Three media death notices: Hill Now, This and Examiner.com
Two independent start-ups, along with a content platform backed by Denver-based billionaire Phil Anschutz which depended on contributors, have announced that it’s time
This has been a bad day for media properties as at least three media properties have announced that they are shutting down.
“We have reached the end of our journey together, at least for now. After almost two years and more than 2,600 posts later, Hill Now will cease publication today and for the foreseeable future,” wrote co-editors Andrew Ramonas and Tim Regan.
“Under the leadership of Sean Meehan, Andrew Ramonas, Tim Regan and Andrea Swalec, the hyperlocal news website area covered the good, and the bad, of the Capitol Hill area since October 2014.”
The two editors had plenty of press experience before launching Hill Now: Regan covered local news, restaurants, oddities and the arts for Washington Post Express, Washington City Paper and Thrillist, while Ramonas previously worked for The National Law Journal, Corporate Counsel and Mainjustice.com.
“Well this sucks to write: This. will go offline at the end of the month,” wrote Andrew Golis, Founder and CEO of This.cm.
The website had been seeking funding support, but could not close on a deal.
“In the last few weeks and days, we’ve entertained a few very flattering conversations with other companies about bringing our work there. But none have come with the scale of commitment that would allow us to attack this huge opportunity with new energy,” Golis said.
This., like Hill Now, had a small team behind the project: Andrew Golis had previously been with The Atlantic and had worked at Talking Points Memo; Zebulon Young was/is Head of Engineering, working out of the Somoma wine country in Sebastopol, CA; and Mayukh Sen, a recent Stanford grad, served as Editorial Director.
The third property actually announced its demise a week or so ago. The online platform at Examiner.com shutdown this week.
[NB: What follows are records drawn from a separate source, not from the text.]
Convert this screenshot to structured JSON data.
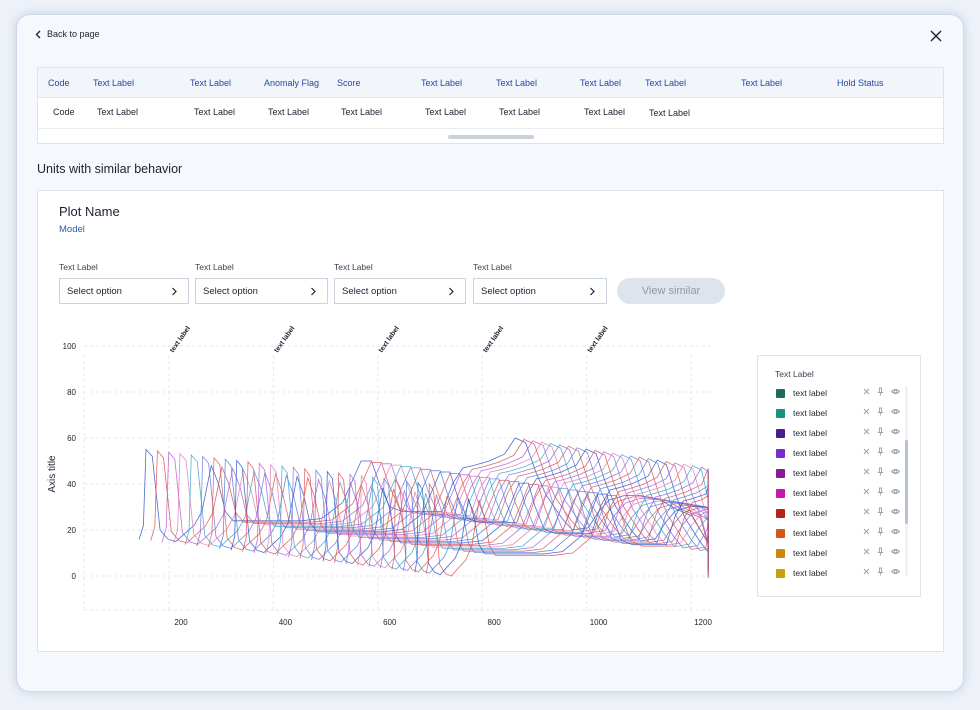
{
  "nav": {
    "back_label": "Back to page"
  },
  "table": {
    "headers": [
      "Code",
      "Text Label",
      "Text Label",
      "Anomaly Flag",
      "Score",
      "Text Label",
      "Text Label",
      "Text Label",
      "Text Label",
      "Text Label",
      "Hold Status"
    ],
    "row": [
      "Code",
      "Text Label",
      "Text Label",
      "Text Label",
      "Text Label",
      "Text Label",
      "Text Label",
      "Text Label",
      "Text Label",
      "",
      ""
    ]
  },
  "section": {
    "title": "Units with similar behavior"
  },
  "plot": {
    "name": "Plot Name",
    "model": "Model",
    "filters": [
      {
        "label": "Text Label",
        "value": "Select option"
      },
      {
        "label": "Text Label",
        "value": "Select option"
      },
      {
        "label": "Text Label",
        "value": "Select option"
      },
      {
        "label": "Text Label",
        "value": "Select option"
      }
    ],
    "view_similar_label": "View similar"
  },
  "chart_data": {
    "type": "line",
    "ylabel": "Axis title",
    "xlabel": "",
    "xlim": [
      110,
      1210
    ],
    "ylim": [
      -10,
      100
    ],
    "xticks": [
      200,
      400,
      600,
      800,
      1000,
      1200
    ],
    "yticks": [
      0,
      20,
      40,
      60,
      80,
      100
    ],
    "top_labels": [
      "text label",
      "text label",
      "text label",
      "text label",
      "text label"
    ],
    "top_label_x": [
      200,
      400,
      600,
      800,
      1000
    ],
    "grid": true,
    "series_note_count": 26,
    "base_curve": {
      "x": [
        120,
        128,
        133,
        145,
        160,
        175,
        190,
        205,
        225,
        240,
        258,
        272,
        285,
        300,
        320,
        350,
        380,
        400,
        430,
        470,
        510,
        545,
        565,
        580,
        600,
        625,
        650,
        680,
        700,
        720,
        740,
        760,
        790,
        820,
        840,
        860,
        880,
        900,
        930,
        950,
        980,
        1000,
        1020,
        1050,
        1080,
        1100,
        1120,
        1140,
        1180,
        1210
      ],
      "y": [
        16,
        22,
        55,
        52,
        20,
        16,
        15,
        18,
        22,
        28,
        48,
        40,
        28,
        24,
        24,
        24,
        24,
        24,
        24,
        25,
        32,
        50,
        50,
        40,
        30,
        28,
        28,
        28,
        28,
        40,
        47,
        48,
        50,
        53,
        60,
        58,
        45,
        35,
        25,
        20,
        21,
        28,
        33,
        35,
        35,
        34,
        33,
        30,
        26,
        14
      ]
    },
    "offset_per_series": {
      "dx": 2.2,
      "dy": 0.6
    },
    "colors": [
      "#2b54c9",
      "#e04c4c",
      "#b35bd6",
      "#e07ab0",
      "#3aa3c9",
      "#7a6ee0",
      "#d65a5a",
      "#4f7fd8"
    ]
  },
  "legend": {
    "title": "Text Label",
    "items": [
      {
        "label": "text label",
        "color": "#1e6b5c"
      },
      {
        "label": "text label",
        "color": "#17927f"
      },
      {
        "label": "text label",
        "color": "#4a1c8f"
      },
      {
        "label": "text label",
        "color": "#7a2bd0"
      },
      {
        "label": "text label",
        "color": "#8b1a93"
      },
      {
        "label": "text label",
        "color": "#c419ab"
      },
      {
        "label": "text label",
        "color": "#b3241b"
      },
      {
        "label": "text label",
        "color": "#d4561a"
      },
      {
        "label": "text label",
        "color": "#c98a0c"
      },
      {
        "label": "text label",
        "color": "#c9a10e"
      }
    ]
  }
}
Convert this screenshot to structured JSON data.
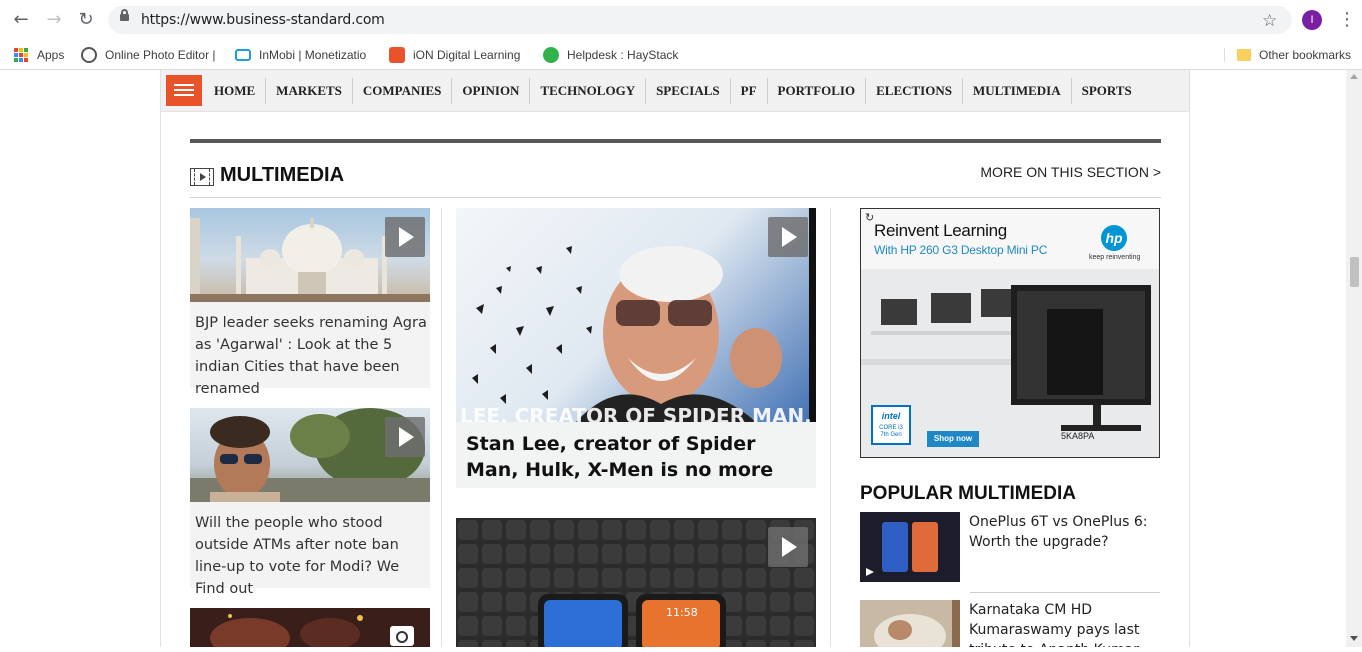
{
  "browser": {
    "url": "https://www.business-standard.com",
    "profile_initial": "I",
    "bookmarks": [
      {
        "label": "Apps",
        "icon": "apps-grid-icon"
      },
      {
        "label": "Online Photo Editor |",
        "icon": "photo-editor-icon"
      },
      {
        "label": "InMobi | Monetizatio",
        "icon": "inmobi-icon"
      },
      {
        "label": "iON Digital Learning",
        "icon": "ion-icon"
      },
      {
        "label": "Helpdesk : HayStack",
        "icon": "haystack-icon"
      }
    ],
    "other_bookmarks": "Other bookmarks"
  },
  "navbar": {
    "items": [
      "HOME",
      "MARKETS",
      "COMPANIES",
      "OPINION",
      "TECHNOLOGY",
      "SPECIALS",
      "PF",
      "PORTFOLIO",
      "ELECTIONS",
      "MULTIMEDIA",
      "SPORTS"
    ]
  },
  "section": {
    "title": "MULTIMEDIA",
    "more_link": "MORE ON THIS SECTION >"
  },
  "left_cards": [
    {
      "text": "BJP leader seeks renaming Agra as 'Agarwal' : Look at the 5 indian Cities that have been renamed"
    },
    {
      "text": "Will the people who stood outside ATMs after note ban line-up to vote for Modi? We Find out"
    }
  ],
  "featured": {
    "caption": "Stan Lee, creator of Spider Man, Hulk, X-Men is no more",
    "overlay_text": "LEE, CREATOR OF SPIDER MAN,"
  },
  "ad": {
    "title": "Reinvent Learning",
    "subtitle": "With HP 260 G3 Desktop Mini PC",
    "tagline": "keep reinventing",
    "hp": "hp",
    "shop": "Shop now",
    "model": "5KA8PA",
    "intel_brand": "intel",
    "intel_line1": "CORE i3",
    "intel_line2": "7th Gen"
  },
  "popular": {
    "title": "POPULAR MULTIMEDIA",
    "items": [
      {
        "text": "OnePlus 6T vs OnePlus 6: Worth the upgrade?"
      },
      {
        "text": "Karnataka CM HD Kumaraswamy pays last tribute to Ananth Kumar"
      }
    ]
  },
  "colors": {
    "accent": "#e8532a",
    "hp_blue": "#0096d6",
    "profile": "#7b1fa2"
  }
}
“Media consumption has transformed dramatically over the years and our content initiatives have shifted with business priorities,” said an e-mail sent to contributors.
The property was able to attract a lot of traffic, but not a lot of revenue, apparently – a lesson to those traditional publishers who think getting lots of eye balls alone is the answer to digital media.
Examiner.com was powered by what the company called “Examiners, thousands of writers who are self-motivated independent contributor.” The company’s big selling point to contributors, or Examiners, was “exposure”. (For a lesson in the value of “exposure” I recommend watching The Revenant.)
The company will now shift its focus to original live entertainment content on AXS.com.